Andromeda: 6 Weeks to Start Your Novel–Is This Your Year to Commit?

I wrote my second published novel, The Detour, in about nine months, and I still recall my discomfort
when a family friend at a holiday dinner asked me, “But isn’t that too little time in which to write a real novel?”

Okay, she did not say “real.” That’s just how I heard her question.
“You’re right,” I should have said. “I’ll send the advance
I wouldn’t remember the conversation at all if it hadn’t reinforced some illogical worry of my own. Part of me had idealized the sheer
length of time some writers take to complete their works. Ten years is
certainly not unheard of, and in another post, I’ve praised the concept of taking a long time. Just not all the time.
My first novel, which required lots of research and two
trips abroad, plus long breaks when I was working on nonfiction projects, took about
three to four years, including final editorial revisions. But time alone is
no guarantee of success or literary value. I spent another two years on an
in-between novel that was never published. In fact, it was frustration over that
book, with its overcooked quality and intractable rewrite problems, that made
me choose to write The Detour quickly
and with pleasure, as if I were writing it—like my very first novel—only for
Why should it be hard to write a novel draft in nine months?
That’s only about 2,000 words a week. Write twice as much, and throw half of it
away, and you’re still good. Set it aside for six months, spend another nine
months revising intensely—my own process often involves as much revision as
early drafting—and you’re still on a
fairly productive track.
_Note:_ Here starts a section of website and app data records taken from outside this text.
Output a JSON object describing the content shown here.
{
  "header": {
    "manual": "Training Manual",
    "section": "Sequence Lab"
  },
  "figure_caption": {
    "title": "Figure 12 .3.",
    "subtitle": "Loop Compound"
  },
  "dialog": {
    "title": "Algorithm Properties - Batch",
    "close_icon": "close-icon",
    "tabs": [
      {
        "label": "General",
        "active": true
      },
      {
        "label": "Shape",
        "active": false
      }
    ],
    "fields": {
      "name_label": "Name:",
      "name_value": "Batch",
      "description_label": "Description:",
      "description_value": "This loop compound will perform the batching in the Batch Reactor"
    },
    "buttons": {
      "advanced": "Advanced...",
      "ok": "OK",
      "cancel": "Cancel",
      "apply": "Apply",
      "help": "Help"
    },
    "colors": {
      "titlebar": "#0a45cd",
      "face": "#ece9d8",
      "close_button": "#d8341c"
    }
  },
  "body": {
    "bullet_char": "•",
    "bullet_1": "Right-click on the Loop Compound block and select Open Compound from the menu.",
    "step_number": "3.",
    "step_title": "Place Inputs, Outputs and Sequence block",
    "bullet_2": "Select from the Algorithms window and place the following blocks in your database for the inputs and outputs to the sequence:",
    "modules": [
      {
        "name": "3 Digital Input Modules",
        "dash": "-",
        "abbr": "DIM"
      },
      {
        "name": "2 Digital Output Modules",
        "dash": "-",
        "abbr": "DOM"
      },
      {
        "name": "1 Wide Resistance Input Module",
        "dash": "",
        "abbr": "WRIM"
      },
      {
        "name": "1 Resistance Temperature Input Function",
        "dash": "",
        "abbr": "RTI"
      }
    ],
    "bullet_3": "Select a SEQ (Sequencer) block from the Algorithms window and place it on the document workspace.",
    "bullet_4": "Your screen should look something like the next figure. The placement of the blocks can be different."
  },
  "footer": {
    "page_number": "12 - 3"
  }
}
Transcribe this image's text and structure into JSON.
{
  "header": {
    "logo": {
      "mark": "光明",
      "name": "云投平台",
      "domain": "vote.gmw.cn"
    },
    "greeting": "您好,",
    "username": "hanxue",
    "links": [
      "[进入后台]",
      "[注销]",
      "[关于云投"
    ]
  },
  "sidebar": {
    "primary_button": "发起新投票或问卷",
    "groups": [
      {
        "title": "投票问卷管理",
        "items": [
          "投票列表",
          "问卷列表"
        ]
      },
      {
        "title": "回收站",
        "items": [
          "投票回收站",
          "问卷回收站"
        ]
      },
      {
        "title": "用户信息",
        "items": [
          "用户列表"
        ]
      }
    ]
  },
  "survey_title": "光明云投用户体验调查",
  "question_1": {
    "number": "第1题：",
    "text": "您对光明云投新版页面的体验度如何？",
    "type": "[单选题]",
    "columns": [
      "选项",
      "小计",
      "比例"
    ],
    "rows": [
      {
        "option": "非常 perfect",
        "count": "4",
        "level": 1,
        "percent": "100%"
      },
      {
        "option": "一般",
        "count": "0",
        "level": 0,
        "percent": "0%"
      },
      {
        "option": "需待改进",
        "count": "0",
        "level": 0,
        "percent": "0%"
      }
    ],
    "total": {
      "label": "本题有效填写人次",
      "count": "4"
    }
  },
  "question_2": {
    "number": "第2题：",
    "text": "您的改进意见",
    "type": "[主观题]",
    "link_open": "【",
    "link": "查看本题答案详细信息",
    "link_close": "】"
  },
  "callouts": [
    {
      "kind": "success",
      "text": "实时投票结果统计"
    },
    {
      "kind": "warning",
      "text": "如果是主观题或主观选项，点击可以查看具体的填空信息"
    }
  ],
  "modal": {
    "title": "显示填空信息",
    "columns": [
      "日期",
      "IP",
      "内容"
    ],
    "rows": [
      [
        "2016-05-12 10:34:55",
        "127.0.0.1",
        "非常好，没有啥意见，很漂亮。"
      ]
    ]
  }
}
The business side of writing is enough to frustrate
the most stoical among us, but simple math is always on our side.
Of course, some writers believe we can do better by taking less than two years. A lot less. Writing
fast is a great way to get ahead of the censors, to stop thinking in a
paralyzing way about results, audience, market, and so on. As Alan Watt, author
of The 90-Day Novel says, “When we
write quickly, we tend to bypass our critical voices and tap directly into the
heart of the story.” Both Stephen King and John Steinbeck, Watt reminds us,
were able to knock out first drafts in three months.
(Note that no one is suggesting here that a first draft is a
final draft, or that every manuscript—written quickly or at a snail’s pace—will
be publishable. But as every person who has spent $30,000+ on an MFA can attest,
you can spend three years and have
lots of help, and still end up with something unpublishable.)
As many NaNoWriMo participants have discovered, if you
commit to writing fast, 50,000 words or more can pile up quickly. Are they
all perfectly chosen words, fitted
into syntactically perfect sentences? Maybe not. But sometimes, quickly written
prose can be more playful, more surprising, more creative, and—as a teacher
this interests me greatly—more instructive. Instead of lingering at the studio
door, second-guessing ourselves, we dig in and get a lot of clay on the table.
We make a lot of pots—some better than others. Hopefully, we become less
attached to results, and in so doing, may paradoxically end up with a better result.
That’s what happened to Watt, who wrote his own
award-winning debut novel, Diamond Dogs,
in 44 days.
(Be amazed at that, and then forget it, because
unfortunately, if we labor in pursuit of similarly astonishing results, we’ll
miss the point, which is to focus on process.)
are possible. The person who always dreamed of writing a novel but couldn’t
start finally gets some pages done. The person who has become over time more
cautious, more self-critical, throws off the chains and ventures into new
subject matter, or discovers a new voice, or finally tells a more natural, more
authentic story. Or at the very least amasses some new skills quickly, having
finally found a low-stakes opportunity to test out a new POV or genre or
something else, using the excuse that this experiment won’t take long.
I’m not suggesting that the speed-drafting or NaNoWriMo
approach is right for every person and every project. But given how much some
of us dream of writing and publishing novels, wouldn’t it make sense, at least
once in a lifetime, to 1) try a slower, more analytical, left-brain method, and
2) at least once in a lifetime, especially if writer’s block, anxiety, or loss
of beginner’s zeal has become a problem, try a fast-drafting, right-brain
If this sounds interesting to you, consider joining us
beginning October 11 for “Your Novel Now,” a 6-week, asynchronous (log on when
it works for you) online class that will emphasize quick-drafting with light
instruction and discussion. We won’t aim to write full novels in that short
time, but we will aim to to get a great start: 10,000 words, writing about an
hour a day. What do you have to lose?
Andromeda Romano-Lax is the author of The Spanish Bow and The Detour, as well as a forthcoming novel, Behave. She is a co-founder of 49 Writers and teaches in the UAA MFA low-residency creative writing program. She is also a book coach with a special interest in revision, narrative structure, and the lifelong development of the writer. Contact her at for more info on her book coaching services.
Scroll to Top